New Giants, Same as the old Giants?


Odell Beckham Jr might have won the battle, but Josh Norman won the war, as the Washington Redskins beat the New York Giants on Sunday, 29-27.

While some will focus on the Beckham-Norman rematch, the real question coming out of this game is what to make of the Giants.

After two weeks of close wins, the Giants reverted back to 2015 form, melting down in a game when they should have run away and hid early, finding ways to beat themselves to save the trouble of the opposition having to do it.

They had center Weston Richburg ejected due to the new “Beckham-Norman” rule that two unsportsmanlike conduct penalties result in getting kicked out of the game. On the same day when both Beckham and Norman were pulled aside pregame and warned that any antics at all would get them kicked out.

It was, of course, not really his fault. Just ask him, he’ll tell you.

“The guy that threw (the second flag) was after me,” Richburg to the media (via Pat Leonard of The Daily News). “But they were probably trying to cut down on things because of what happened with that matchup.”

The Giants had all sorts of ridiculous moments.

They had a blocked punt negated when rookie safety Anthony Adams took a boneheaded unnecessary roughness penalty. They had Eli Manning throwing two interceptions to people other than Beckham, including one to end the game. At the end of the day, they had been flagged for 11 penalties.

Poor clock management, dumb penalties, shoddy execution, awful special teams play and just flat-out bad play were the hallmark of their loss.

This was not the Giants we were used to this season. Or was it?

In some ways it’s hard to tell.

Certainly the defense is improved, despite the collapse on Sunday. Olivier Vernon had a sack and three quarterback hits, but also had a bad roughing the passer penalty. The interior of the defensive front got chopped up on the ground, particularly on the last drive. The secondary gave up some big plays to DeSean Jackson and Jamison Crowder.

You can make the argument, looking at this game and the two previous, that perhaps we overestimated how improved they are. They throttled the Dallas Cowboys, but that was with an inexperienced, fourth round rookie quarterback under center. And while the New Orleans Saints have been putting some points on the board, let’s not mistake the team for anything resembling good.

Now the defense has allowed 403 yards and 29 points to an offense which was a mess the first two weeks of the season.

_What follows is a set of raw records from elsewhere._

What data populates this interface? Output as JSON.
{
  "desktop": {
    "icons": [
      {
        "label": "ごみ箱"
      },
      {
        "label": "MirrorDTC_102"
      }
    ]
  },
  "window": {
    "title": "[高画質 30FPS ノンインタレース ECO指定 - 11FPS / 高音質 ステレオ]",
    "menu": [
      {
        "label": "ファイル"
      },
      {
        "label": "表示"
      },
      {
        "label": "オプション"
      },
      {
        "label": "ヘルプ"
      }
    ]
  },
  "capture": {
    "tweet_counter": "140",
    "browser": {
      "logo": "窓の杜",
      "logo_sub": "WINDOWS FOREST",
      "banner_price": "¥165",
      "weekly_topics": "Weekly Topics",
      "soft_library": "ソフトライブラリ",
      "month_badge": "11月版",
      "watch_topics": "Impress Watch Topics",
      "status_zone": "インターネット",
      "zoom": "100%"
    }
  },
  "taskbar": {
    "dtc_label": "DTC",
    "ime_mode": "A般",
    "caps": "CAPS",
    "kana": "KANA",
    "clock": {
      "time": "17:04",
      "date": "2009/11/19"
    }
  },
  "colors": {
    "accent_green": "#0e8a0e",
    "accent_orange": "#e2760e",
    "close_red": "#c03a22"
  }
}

Offensively, the Giants should also have looked better. You can’t just lock down Beckham and win ball games against New York, not with rookie Sterling Shepard and a newly healthy Victor Cruz in town.

At least, that seemed to be the case early on, but by the end of the game neither player was a factor anymore. It’d be one thing if Manning had been locked into Beckham, but he was throwing to tight end Will Tye and running back Shane Vereen on his two interceptions.

Tye quit on a route for one pick and while Vereen wasn’t responsible for the second, game killing, interception, he did cough the ball up on a run.

The offense, which looked so good in the first half, looked like a dumpster fire during the second half.

Like the defense, though, did they really look so much better in the first two games?

The offense didn’t have a touchdown in the win over the Saints, and while they had three against the Dallas Cowboys, it’s not as though that’s a good defense. The Giants offense didn’t exactly destroy the unit either.

Looking back at the first three games now, we have to be wondering whether we were sold some Fool’s Gold.

We’re about to get a real sense of what this team is capable of, as they face the undefeated Minnesota Vikings and 2-1 Green Bay Packers on the road the next two weeks.

If they can’t hold it together against a desperate Washington team, one has to be concerned about what will happen against one of the top defenses in the league and one of the best quarterbacks to even play the game of football.

It could be that the Giants are still a team that just can’t get the job done when they need to after all.

About Andrew Garda


Andrew Garda is a freelance writer primarily covering NFL football, with frequent side trips to everything else. A member of the Pro Football Writers Association, he is a contributing writer for Sports on Earth and Pro Football Weekly. He also covers fantasy for Garda is the host of the At the Whistle podcast and has been credentialed for many NFL drafts, Senior Bowls, pro days and various NFL events.